ARTICLE | doi:10.20944/preprints202105.0646.v1
Subject: Medicine And Pharmacology, Immunology And Allergy Keywords: Torg-Winchester Syndrome; Torg syndrome; MONA syndrome; Nodulosis-Arthropathy-Osteolysis syndrome; Al-Aqeel Sewairi Syndrome; Matrix Metalloproteinase 14; MMP2 gene mutations; Osteochondrodysplasia; genetic skeletal dysplasia; Frank-Ter Haar syndrome; Multicentric carpotarsal osteolysis syndrome; Childhood osteoporosis.
Online: 26 May 2021 (15:02:22 CEST)
Objectives: Multicentric Osteolysis, Nodulosis, and Arthropathy (MONA) syndrome is a rare genetic skeletal dysplasia. Its diagnosis can be deceptively similar to childhood-onset genetic skeletal dysplasias and juvenile idiopathic arthritis. We aimed to report the syndrome’s clinical and radiologic features with emphasis on skeletal manifestations. And establish relevant phenotype-genotype correlations. Methods: We evaluated two boys, 4-and-7-years-old with MONA syndrome. Both patients had consanguineous parents. We verified the diagnosis by correlating the outcomes of clinical, radiologic and molecular analysis. We specifically evaluated the craniofacial morphology and clinical and radiographic skeletal abnormalities. We contextualized the resultant phenotype-genotype correlations to publications on MONA and its differential diagnosis. Results: Skeletal manifestations were the presenting symptoms and mostly restricted to hands and feet in terms of fixed extension deformity of the metacarpophalangeal and flexion deformity of the interphalangeal joints with extension deformity of big toes. There were arthritic symptoms in the older patient especially of the wrists and minute pathologic fractures. The skeletal radiographs showed osteopenia/dysplastic changes of hands and feet. Both patients had variants in the matrix metalloproteinase2 gene which conformed to phenotype of previously reported literature in one patient while the other had a novel variant which conformed to MONA phenotype. Craniofacial abnormalities were present. However, minimal extra-skeletal manifestations. Conclusion: Overall, there is an emerging distinctive skeletal pattern of involvement in terms of both clinical and radiographic features. This includes age of onset and location of presenting skeletal manifestations, chronological order of joint affection, longitudinal disease progression, specifics of skeletal radiographic pathology and craniofacial features.

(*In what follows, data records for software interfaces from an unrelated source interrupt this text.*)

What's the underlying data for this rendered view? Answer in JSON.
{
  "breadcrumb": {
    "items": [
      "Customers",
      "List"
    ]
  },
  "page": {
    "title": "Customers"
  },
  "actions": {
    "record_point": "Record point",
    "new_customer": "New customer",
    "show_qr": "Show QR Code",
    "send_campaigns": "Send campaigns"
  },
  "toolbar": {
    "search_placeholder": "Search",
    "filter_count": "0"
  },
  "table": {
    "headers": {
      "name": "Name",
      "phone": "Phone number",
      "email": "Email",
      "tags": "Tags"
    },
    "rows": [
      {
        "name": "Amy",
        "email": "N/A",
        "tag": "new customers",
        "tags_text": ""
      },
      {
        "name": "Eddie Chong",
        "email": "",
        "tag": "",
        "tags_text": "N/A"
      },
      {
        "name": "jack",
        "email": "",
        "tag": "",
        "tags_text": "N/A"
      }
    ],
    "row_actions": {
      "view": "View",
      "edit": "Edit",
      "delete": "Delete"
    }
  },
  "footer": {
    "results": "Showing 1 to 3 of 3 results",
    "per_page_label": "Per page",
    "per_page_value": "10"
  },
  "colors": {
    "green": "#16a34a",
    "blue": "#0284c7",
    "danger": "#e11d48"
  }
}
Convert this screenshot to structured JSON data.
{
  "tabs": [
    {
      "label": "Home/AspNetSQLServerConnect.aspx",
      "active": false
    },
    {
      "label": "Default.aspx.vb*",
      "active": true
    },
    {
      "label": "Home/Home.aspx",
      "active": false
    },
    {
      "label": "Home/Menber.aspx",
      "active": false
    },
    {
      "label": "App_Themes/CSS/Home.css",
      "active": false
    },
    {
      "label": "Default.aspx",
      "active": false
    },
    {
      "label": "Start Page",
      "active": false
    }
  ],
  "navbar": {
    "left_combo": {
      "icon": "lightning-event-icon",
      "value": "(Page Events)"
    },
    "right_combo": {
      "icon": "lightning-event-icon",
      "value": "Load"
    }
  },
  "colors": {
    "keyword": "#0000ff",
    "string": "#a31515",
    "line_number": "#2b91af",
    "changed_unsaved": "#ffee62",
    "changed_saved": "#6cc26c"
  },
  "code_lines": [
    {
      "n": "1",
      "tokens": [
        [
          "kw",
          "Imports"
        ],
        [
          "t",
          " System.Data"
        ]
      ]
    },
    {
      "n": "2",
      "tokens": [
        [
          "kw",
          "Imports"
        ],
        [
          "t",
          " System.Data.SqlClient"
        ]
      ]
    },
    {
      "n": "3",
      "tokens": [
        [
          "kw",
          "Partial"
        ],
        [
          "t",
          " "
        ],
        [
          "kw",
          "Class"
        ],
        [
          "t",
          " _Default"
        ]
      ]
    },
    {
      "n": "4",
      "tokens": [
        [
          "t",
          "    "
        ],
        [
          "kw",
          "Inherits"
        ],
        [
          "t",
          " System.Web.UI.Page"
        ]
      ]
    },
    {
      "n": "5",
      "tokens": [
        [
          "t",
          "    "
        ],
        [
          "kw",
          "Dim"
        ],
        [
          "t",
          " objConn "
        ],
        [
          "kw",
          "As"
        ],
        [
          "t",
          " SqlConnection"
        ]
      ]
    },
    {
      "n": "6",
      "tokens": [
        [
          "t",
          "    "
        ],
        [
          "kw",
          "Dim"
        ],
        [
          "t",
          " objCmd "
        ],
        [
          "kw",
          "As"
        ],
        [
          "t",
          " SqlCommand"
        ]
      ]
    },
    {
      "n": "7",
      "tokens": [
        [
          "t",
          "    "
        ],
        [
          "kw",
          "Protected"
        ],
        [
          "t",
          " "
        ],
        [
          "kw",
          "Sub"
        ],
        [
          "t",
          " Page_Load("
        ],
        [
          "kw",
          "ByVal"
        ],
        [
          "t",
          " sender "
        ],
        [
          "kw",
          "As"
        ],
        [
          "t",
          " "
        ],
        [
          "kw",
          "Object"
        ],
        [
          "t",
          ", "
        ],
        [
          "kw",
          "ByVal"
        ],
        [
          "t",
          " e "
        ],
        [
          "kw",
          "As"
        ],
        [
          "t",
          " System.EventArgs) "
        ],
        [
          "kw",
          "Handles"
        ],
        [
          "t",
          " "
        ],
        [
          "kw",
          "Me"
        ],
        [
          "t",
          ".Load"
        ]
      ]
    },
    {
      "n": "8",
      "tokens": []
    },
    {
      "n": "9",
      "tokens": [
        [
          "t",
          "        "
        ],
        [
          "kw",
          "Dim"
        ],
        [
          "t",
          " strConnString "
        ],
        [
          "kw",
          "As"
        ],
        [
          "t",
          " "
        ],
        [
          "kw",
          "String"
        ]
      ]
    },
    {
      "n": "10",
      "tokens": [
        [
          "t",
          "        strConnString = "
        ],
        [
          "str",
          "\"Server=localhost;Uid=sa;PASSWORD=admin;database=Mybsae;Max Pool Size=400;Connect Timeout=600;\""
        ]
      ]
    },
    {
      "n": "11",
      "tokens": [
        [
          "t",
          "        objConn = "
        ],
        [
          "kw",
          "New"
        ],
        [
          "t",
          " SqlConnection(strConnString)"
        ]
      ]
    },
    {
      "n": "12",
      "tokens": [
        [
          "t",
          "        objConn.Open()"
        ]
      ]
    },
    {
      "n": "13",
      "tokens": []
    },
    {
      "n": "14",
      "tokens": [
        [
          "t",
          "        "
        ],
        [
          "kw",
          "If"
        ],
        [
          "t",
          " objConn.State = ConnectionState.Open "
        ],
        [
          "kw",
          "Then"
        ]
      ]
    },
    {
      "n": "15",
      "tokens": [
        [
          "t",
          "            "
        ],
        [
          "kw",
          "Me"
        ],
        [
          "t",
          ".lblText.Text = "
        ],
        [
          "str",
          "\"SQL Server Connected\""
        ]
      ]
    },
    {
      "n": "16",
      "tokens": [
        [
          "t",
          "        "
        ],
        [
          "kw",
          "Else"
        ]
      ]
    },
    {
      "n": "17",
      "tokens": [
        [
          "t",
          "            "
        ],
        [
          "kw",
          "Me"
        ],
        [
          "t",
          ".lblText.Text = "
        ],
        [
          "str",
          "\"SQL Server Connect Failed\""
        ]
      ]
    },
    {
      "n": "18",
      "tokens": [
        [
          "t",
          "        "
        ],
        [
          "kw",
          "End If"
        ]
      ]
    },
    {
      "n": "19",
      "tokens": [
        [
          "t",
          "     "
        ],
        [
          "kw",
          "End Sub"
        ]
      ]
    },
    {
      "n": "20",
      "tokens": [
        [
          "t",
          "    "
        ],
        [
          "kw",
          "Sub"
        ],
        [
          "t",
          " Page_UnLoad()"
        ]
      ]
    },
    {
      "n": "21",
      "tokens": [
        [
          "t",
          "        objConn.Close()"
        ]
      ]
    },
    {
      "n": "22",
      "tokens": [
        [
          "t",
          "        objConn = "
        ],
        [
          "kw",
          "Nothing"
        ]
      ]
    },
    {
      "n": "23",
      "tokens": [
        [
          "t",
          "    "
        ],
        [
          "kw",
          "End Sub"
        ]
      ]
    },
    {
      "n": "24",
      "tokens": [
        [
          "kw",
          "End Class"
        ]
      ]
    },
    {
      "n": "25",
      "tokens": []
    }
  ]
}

Nevertheless, physicians are cautioned against differential diagnosis of similar genetic skeletal dysplasias and juvenile idiopathic arthritis.